> Supplied records:
--------------------

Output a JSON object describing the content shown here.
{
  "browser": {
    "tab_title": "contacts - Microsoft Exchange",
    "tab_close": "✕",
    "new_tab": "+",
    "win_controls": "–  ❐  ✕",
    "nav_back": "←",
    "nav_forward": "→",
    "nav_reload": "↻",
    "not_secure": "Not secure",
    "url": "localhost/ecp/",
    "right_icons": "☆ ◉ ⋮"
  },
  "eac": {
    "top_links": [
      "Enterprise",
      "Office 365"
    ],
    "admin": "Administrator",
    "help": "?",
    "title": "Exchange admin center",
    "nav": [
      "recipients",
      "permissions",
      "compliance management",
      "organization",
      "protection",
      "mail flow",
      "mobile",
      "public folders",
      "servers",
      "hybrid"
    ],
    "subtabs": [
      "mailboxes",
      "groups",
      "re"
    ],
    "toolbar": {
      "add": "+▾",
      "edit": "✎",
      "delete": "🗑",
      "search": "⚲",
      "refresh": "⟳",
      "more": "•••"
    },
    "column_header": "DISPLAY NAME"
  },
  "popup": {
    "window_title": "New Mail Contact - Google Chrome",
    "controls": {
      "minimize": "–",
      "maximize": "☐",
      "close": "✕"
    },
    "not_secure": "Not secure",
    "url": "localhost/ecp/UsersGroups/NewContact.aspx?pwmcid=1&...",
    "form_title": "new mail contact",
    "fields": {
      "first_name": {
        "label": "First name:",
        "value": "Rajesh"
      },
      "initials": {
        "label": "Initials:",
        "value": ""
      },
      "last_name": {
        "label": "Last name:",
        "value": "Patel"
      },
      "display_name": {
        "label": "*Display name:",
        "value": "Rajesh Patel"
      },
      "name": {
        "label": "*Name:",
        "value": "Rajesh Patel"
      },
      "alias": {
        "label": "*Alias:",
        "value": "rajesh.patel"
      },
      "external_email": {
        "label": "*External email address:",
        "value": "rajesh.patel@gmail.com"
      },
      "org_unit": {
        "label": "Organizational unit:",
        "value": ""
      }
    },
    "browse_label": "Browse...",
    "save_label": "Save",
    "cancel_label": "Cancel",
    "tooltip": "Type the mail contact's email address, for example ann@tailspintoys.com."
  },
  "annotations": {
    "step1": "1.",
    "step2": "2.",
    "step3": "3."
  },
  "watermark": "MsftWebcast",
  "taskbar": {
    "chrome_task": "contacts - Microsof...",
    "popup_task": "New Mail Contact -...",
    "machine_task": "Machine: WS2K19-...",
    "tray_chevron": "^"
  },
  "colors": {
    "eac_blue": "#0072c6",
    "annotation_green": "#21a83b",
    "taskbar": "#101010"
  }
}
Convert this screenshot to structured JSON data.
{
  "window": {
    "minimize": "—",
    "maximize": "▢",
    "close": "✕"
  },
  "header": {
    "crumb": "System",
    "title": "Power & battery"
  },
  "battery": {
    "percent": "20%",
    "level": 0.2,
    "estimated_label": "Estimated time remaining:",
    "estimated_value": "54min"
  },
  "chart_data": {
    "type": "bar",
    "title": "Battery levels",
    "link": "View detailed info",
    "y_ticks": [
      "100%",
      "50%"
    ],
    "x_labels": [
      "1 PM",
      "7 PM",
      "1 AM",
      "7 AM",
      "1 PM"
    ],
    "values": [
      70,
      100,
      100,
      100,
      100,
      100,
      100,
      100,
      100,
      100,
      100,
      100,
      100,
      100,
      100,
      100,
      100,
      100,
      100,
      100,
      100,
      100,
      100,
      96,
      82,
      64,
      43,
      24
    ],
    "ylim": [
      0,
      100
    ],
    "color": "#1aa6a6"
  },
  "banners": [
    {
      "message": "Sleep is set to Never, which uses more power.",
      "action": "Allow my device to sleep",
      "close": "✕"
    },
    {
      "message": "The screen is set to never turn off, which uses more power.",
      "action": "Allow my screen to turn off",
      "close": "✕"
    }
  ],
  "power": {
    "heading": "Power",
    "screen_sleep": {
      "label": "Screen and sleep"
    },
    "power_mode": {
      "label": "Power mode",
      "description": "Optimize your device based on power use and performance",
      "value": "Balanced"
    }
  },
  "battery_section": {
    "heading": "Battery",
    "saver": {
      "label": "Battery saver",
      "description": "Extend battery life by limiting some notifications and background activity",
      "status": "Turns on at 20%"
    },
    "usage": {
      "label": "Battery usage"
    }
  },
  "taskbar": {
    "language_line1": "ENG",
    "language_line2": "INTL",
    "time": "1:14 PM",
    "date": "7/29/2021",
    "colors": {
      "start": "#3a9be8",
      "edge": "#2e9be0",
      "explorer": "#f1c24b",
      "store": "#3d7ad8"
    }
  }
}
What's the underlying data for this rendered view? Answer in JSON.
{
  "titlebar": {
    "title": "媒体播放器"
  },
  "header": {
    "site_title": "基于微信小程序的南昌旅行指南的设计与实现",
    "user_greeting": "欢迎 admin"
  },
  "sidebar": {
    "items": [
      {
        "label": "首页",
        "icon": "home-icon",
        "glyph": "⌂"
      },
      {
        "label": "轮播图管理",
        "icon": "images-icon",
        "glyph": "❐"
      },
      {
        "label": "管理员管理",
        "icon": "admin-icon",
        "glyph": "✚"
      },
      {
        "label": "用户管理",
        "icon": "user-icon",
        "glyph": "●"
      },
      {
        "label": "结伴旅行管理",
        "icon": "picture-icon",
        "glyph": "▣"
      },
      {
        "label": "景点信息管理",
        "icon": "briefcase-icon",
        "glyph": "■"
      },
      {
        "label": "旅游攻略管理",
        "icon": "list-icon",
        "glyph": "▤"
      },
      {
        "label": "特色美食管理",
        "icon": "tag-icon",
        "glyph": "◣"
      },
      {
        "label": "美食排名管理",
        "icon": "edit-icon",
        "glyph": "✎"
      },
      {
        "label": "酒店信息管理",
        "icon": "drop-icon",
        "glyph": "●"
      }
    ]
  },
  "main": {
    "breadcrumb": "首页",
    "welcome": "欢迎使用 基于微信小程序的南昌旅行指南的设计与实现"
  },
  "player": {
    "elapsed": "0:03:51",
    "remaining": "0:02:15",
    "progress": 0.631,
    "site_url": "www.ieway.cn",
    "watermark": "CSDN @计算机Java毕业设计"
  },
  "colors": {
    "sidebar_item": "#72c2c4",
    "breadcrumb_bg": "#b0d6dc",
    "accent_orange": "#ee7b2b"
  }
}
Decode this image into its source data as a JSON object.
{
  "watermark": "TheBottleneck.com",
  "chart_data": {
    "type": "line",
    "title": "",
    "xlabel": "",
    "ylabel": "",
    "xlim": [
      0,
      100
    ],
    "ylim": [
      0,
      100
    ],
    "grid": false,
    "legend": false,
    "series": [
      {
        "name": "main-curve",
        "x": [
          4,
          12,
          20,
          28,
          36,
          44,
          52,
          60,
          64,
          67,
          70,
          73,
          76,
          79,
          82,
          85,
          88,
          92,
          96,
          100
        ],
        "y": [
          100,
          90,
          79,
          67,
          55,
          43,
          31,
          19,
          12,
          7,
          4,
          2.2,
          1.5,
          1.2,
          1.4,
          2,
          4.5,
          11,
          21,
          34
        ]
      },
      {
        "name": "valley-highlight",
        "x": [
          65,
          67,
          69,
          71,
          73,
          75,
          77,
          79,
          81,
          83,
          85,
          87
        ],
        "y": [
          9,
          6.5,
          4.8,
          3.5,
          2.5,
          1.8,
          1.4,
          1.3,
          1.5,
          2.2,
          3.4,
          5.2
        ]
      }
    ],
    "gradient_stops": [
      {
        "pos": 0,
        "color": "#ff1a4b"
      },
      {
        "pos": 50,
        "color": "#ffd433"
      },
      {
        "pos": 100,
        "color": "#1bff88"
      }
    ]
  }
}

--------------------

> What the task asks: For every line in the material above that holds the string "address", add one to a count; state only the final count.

> Answer box: 2